-- Opening Marker --
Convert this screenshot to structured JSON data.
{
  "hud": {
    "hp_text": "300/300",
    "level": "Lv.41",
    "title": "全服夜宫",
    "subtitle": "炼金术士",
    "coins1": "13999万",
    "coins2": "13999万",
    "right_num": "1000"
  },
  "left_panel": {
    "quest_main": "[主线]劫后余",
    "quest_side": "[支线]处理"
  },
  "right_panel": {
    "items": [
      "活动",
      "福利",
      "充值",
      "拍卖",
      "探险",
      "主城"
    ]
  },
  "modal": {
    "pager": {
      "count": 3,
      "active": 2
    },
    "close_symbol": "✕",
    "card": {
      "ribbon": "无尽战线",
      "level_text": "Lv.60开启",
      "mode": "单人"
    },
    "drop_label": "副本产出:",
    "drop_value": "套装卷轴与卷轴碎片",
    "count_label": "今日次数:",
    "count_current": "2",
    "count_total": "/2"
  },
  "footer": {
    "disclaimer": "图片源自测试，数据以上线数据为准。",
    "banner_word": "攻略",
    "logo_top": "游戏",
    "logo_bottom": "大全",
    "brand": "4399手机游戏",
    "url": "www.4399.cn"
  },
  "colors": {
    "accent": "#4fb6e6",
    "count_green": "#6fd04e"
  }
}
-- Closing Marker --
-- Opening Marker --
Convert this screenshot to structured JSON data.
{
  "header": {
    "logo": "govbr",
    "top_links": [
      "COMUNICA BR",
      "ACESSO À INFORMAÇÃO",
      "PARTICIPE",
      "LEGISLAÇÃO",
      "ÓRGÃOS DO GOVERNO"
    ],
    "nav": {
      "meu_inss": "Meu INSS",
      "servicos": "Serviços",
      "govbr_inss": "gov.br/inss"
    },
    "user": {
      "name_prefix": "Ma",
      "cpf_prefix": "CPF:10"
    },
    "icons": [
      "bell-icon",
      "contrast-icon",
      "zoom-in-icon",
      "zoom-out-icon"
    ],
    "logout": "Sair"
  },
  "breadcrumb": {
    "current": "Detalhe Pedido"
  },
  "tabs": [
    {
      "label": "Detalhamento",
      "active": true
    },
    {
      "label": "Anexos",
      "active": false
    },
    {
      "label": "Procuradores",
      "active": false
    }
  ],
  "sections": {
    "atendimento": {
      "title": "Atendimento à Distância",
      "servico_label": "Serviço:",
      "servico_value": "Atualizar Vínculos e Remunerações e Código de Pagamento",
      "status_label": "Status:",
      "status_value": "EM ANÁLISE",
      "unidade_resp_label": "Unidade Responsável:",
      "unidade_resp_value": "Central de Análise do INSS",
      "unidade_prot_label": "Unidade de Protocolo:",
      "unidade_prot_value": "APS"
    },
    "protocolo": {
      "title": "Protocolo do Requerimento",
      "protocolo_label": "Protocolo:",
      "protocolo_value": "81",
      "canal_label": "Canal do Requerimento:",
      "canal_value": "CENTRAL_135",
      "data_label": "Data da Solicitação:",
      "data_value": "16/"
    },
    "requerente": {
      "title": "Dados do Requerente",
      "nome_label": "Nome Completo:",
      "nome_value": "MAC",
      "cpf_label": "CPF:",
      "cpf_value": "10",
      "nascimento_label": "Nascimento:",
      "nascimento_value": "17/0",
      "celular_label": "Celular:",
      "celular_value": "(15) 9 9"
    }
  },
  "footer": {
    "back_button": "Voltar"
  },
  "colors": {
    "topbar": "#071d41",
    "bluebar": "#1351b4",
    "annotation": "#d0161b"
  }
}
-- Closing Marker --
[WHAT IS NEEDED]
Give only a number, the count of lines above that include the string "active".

[OUTPUT FOR THIS EXERCISE]
4